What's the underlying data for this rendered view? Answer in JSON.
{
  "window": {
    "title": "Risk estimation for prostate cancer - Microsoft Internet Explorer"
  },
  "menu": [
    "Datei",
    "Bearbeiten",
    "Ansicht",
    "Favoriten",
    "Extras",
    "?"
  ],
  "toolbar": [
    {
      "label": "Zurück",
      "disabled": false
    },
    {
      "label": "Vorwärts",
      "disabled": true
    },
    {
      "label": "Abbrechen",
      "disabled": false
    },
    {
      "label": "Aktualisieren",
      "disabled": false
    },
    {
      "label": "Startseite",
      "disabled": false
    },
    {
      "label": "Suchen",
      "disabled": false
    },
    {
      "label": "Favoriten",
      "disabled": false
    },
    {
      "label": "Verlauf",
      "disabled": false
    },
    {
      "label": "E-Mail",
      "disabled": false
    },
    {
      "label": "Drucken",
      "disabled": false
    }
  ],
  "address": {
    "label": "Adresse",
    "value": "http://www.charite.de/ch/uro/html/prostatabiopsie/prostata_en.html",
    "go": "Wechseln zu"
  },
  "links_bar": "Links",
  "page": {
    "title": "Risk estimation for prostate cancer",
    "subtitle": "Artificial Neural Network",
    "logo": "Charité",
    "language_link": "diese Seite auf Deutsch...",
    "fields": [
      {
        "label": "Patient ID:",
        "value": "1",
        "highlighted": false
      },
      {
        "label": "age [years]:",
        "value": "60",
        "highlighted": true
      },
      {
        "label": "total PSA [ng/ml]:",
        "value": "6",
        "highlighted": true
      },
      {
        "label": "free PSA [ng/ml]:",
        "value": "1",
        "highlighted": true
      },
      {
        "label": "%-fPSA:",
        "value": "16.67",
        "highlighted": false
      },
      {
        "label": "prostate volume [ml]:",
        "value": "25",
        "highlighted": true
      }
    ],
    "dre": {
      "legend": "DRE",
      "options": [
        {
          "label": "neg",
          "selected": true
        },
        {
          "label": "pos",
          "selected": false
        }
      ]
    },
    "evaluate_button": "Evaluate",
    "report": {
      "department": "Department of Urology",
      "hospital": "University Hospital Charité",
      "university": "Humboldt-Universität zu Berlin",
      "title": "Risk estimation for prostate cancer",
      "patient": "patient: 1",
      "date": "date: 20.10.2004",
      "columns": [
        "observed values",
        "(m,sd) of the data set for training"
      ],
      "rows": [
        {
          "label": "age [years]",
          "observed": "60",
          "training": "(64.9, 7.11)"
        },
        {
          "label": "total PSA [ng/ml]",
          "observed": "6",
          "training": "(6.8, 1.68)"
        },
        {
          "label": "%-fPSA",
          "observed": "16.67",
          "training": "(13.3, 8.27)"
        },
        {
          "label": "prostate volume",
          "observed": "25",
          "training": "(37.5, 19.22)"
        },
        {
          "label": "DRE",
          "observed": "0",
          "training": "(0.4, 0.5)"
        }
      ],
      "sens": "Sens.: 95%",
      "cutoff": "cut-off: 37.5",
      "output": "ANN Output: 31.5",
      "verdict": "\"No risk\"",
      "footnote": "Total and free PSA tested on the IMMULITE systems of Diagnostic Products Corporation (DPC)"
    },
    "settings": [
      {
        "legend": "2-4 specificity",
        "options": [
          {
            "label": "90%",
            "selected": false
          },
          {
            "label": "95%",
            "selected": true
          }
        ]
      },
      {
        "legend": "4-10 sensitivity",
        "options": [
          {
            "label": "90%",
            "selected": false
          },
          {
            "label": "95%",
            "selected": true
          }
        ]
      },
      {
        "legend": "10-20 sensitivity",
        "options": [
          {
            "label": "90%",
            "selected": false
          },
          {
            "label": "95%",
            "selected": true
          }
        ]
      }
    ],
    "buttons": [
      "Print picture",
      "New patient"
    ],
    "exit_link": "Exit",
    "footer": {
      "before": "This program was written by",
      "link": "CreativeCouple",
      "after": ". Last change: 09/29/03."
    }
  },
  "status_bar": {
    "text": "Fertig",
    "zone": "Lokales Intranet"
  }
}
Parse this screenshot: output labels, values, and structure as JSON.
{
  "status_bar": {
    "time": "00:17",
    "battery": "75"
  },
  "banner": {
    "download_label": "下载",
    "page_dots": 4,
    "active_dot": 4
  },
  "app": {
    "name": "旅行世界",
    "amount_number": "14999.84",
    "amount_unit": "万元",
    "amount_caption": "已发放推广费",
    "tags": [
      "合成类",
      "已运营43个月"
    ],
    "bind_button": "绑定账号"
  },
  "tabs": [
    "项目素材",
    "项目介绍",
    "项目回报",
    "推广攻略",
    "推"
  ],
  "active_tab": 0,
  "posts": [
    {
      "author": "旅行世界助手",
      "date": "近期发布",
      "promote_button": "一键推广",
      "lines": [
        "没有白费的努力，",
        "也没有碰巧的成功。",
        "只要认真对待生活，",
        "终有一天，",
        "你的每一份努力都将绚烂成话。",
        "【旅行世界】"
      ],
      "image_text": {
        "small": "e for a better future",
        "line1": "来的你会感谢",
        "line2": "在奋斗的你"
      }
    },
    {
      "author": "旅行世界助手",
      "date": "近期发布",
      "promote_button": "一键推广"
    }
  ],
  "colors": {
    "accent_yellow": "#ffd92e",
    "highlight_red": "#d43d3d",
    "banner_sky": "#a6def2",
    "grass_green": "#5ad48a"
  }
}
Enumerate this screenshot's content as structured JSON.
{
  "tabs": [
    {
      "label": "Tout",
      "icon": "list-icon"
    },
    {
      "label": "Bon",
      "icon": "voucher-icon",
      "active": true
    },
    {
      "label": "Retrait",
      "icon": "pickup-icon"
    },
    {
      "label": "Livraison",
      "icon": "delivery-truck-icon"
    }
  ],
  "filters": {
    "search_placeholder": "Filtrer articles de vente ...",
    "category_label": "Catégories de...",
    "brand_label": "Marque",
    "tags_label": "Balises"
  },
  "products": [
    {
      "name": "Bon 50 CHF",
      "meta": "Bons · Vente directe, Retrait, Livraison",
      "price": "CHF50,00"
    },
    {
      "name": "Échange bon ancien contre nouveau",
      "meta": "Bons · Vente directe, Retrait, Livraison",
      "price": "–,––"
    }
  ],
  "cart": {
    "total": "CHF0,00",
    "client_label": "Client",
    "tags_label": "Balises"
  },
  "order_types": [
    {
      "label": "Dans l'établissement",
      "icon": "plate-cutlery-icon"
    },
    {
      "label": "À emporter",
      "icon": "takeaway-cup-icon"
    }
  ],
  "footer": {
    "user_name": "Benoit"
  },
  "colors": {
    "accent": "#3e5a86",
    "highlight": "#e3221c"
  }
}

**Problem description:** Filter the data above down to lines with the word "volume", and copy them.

**Solution for this task:**
        "label": "prostate volume [ml]:",
          "label": "prostate volume",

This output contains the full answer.